| Task statement |
Leave out the pictures and reproduce all of the data exactly.

[Task inputs Boundary: Start]

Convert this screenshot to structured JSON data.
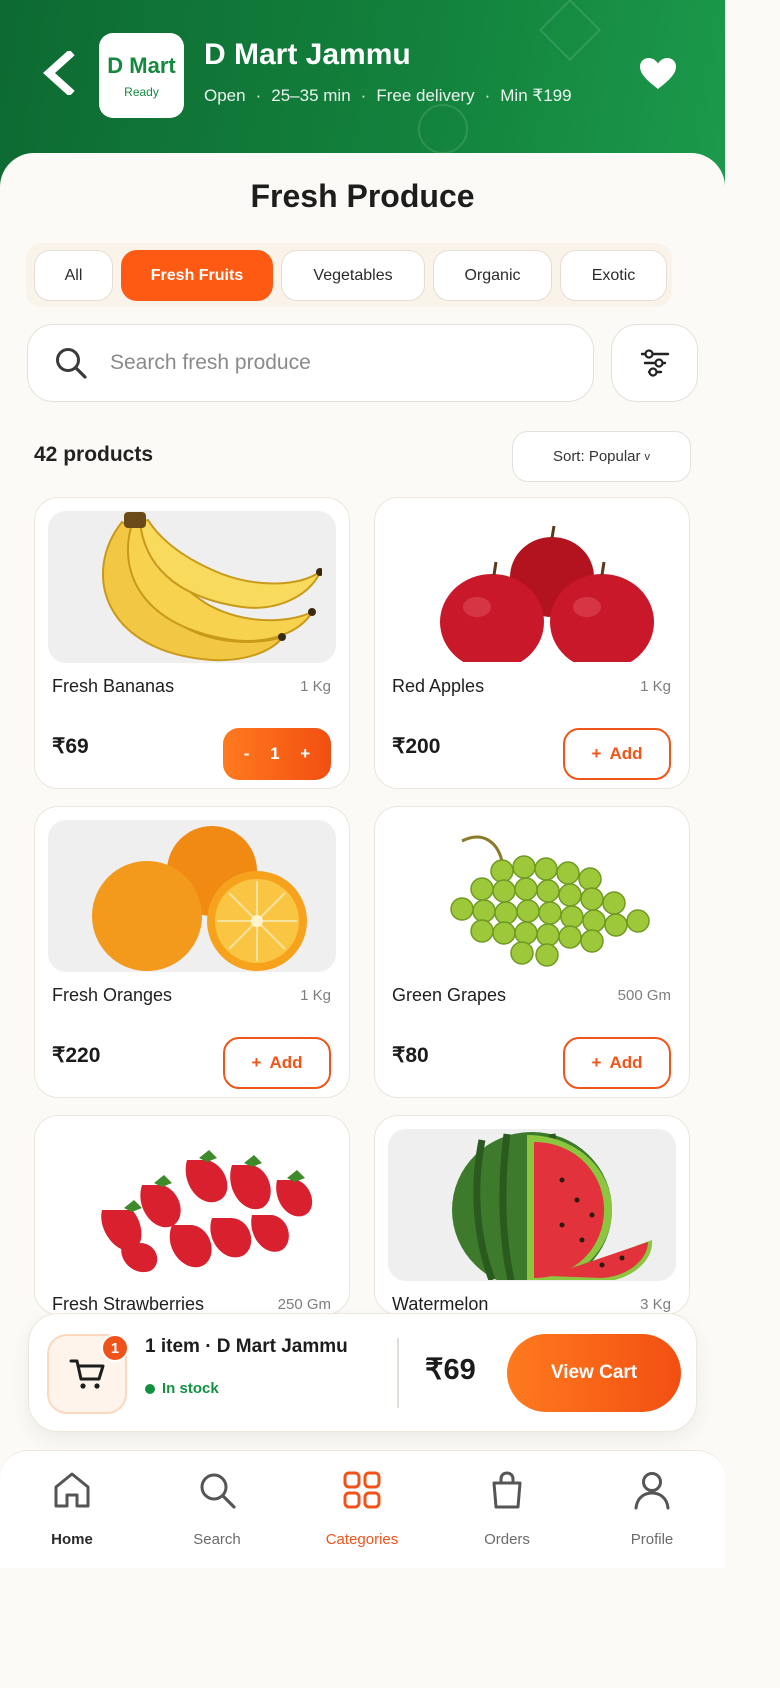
{
  "header": {
    "store_name": "D Mart Jammu",
    "logo_text": "D Mart",
    "logo_subtext": "Ready",
    "meta": [
      "Open",
      "·",
      "25–35 min",
      "·",
      "Free delivery",
      "·",
      "Min ₹199"
    ],
    "brand_color": "#138a3e"
  },
  "page_title": "Fresh Produce",
  "chips": [
    {
      "label": "All",
      "active": false
    },
    {
      "label": "Fresh Fruits",
      "active": true
    },
    {
      "label": "Vegetables",
      "active": false
    },
    {
      "label": "Organic",
      "active": false
    },
    {
      "label": "Exotic",
      "active": false
    }
  ],
  "search": {
    "placeholder": "Search fresh produce"
  },
  "results": {
    "count_label": "42 products",
    "sort_label": "Sort: Popular",
    "sort_chevron": "v"
  },
  "products": [
    {
      "name": "Fresh Bananas",
      "unit": "1 Kg",
      "price": "₹69",
      "in_cart": true,
      "qty": "1",
      "icon": "banana"
    },
    {
      "name": "Red Apples",
      "unit": "1 Kg",
      "price": "₹200",
      "in_cart": false,
      "add_label": "Add",
      "icon": "apple"
    },
    {
      "name": "Fresh Oranges",
      "unit": "1 Kg",
      "price": "₹220",
      "in_cart": false,
      "add_label": "Add",
      "icon": "orange"
    },
    {
      "name": "Green Grapes",
      "unit": "500 Gm",
      "price": "₹80",
      "in_cart": false,
      "add_label": "Add",
      "icon": "grapes"
    },
    {
      "name": "Fresh Strawberries",
      "unit": "250 Gm",
      "price": "",
      "icon": "strawberry"
    },
    {
      "name": "Watermelon",
      "unit": "3 Kg",
      "price": "",
      "icon": "watermelon"
    }
  ],
  "qty_controls": {
    "minus": "-",
    "plus": "+"
  },
  "add_prefix": "+",
  "cart": {
    "badge": "1",
    "title": "1 item · D Mart Jammu",
    "stock": "In stock",
    "total": "₹69",
    "cta": "View Cart"
  },
  "nav": [
    {
      "label": "Home",
      "icon": "home-icon",
      "active": false
    },
    {
      "label": "Search",
      "icon": "search-icon",
      "active": false
    },
    {
      "label": "Categories",
      "icon": "grid-icon",
      "active": true
    },
    {
      "label": "Orders",
      "icon": "bag-icon",
      "active": false
    },
    {
      "label": "Profile",
      "icon": "user-icon",
      "active": false
    }
  ],
  "colors": {
    "accent": "#f0531a",
    "green": "#13833d"
  }
}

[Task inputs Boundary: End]

| The completed task |
Convert this screenshot to structured JSON data.
{
  "header": {
    "store_name": "D Mart Jammu",
    "logo_text": "D Mart",
    "logo_subtext": "Ready",
    "meta": [
      "Open",
      "·",
      "25–35 min",
      "·",
      "Free delivery",
      "·",
      "Min ₹199"
    ],
    "brand_color": "#138a3e"
  },
  "page_title": "Fresh Produce",
  "chips": [
    {
      "label": "All",
      "active": false
    },
    {
      "label": "Fresh Fruits",
      "active": true
    },
    {
      "label": "Vegetables",
      "active": false
    },
    {
      "label": "Organic",
      "active": false
    },
    {
      "label": "Exotic",
      "active": false
    }
  ],
  "search": {
    "placeholder": "Search fresh produce"
  },
  "results": {
    "count_label": "42 products",
    "sort_label": "Sort: Popular",
    "sort_chevron": "v"
  },
  "products": [
    {
      "name": "Fresh Bananas",
      "unit": "1 Kg",
      "price": "₹69",
      "in_cart": true,
      "qty": "1",
      "icon": "banana"
    },
    {
      "name": "Red Apples",
      "unit": "1 Kg",
      "price": "₹200",
      "in_cart": false,
      "add_label": "Add",
      "icon": "apple"
    },
    {
      "name": "Fresh Oranges",
      "unit": "1 Kg",
      "price": "₹220",
      "in_cart": false,
      "add_label": "Add",
      "icon": "orange"
    },
    {
      "name": "Green Grapes",
      "unit": "500 Gm",
      "price": "₹80",
      "in_cart": false,
      "add_label": "Add",
      "icon": "grapes"
    },
    {
      "name": "Fresh Strawberries",
      "unit": "250 Gm",
      "price": "",
      "icon": "strawberry"
    },
    {
      "name": "Watermelon",
      "unit": "3 Kg",
      "price": "",
      "icon": "watermelon"
    }
  ],
  "qty_controls": {
    "minus": "-",
    "plus": "+"
  },
  "add_prefix": "+",
  "cart": {
    "badge": "1",
    "title": "1 item · D Mart Jammu",
    "stock": "In stock",
    "total": "₹69",
    "cta": "View Cart"
  },
  "nav": [
    {
      "label": "Home",
      "icon": "home-icon",
      "active": false
    },
    {
      "label": "Search",
      "icon": "search-icon",
      "active": false
    },
    {
      "label": "Categories",
      "icon": "grid-icon",
      "active": true
    },
    {
      "label": "Orders",
      "icon": "bag-icon",
      "active": false
    },
    {
      "label": "Profile",
      "icon": "user-icon",
      "active": false
    }
  ],
  "colors": {
    "accent": "#f0531a",
    "green": "#13833d"
  }
}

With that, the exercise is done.